§ **What to produce**: Copy each line of the material below that includes the string "ringer".
--- Information given ---
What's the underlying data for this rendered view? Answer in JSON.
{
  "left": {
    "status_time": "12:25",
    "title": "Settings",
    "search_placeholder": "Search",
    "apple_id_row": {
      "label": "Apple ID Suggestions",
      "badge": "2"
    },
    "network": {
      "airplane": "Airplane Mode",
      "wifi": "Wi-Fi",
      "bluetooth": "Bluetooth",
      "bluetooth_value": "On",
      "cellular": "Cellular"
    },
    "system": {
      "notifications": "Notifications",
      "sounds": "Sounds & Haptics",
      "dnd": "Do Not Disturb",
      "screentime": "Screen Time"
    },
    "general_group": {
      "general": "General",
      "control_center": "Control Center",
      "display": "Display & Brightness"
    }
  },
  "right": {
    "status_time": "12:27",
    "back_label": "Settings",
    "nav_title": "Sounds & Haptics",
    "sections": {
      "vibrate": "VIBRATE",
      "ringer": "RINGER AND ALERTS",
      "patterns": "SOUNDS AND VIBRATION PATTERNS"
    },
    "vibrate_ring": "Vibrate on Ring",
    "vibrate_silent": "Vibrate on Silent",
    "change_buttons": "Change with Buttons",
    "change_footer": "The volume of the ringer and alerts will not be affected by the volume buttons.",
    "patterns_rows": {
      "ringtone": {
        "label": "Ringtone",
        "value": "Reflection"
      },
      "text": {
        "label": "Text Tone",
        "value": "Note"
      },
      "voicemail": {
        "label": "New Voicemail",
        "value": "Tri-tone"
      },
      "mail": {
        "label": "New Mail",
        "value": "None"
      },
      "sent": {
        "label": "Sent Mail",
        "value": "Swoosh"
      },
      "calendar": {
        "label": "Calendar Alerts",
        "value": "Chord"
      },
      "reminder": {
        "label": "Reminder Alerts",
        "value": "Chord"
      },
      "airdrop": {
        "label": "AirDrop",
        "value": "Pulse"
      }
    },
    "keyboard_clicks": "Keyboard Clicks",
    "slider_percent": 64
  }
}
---
§ **Worked solution**:
      "ringer": "RINGER AND ALERTS",
    "change_footer": "The volume of the ringer and alerts will not be affected by the volume buttons.",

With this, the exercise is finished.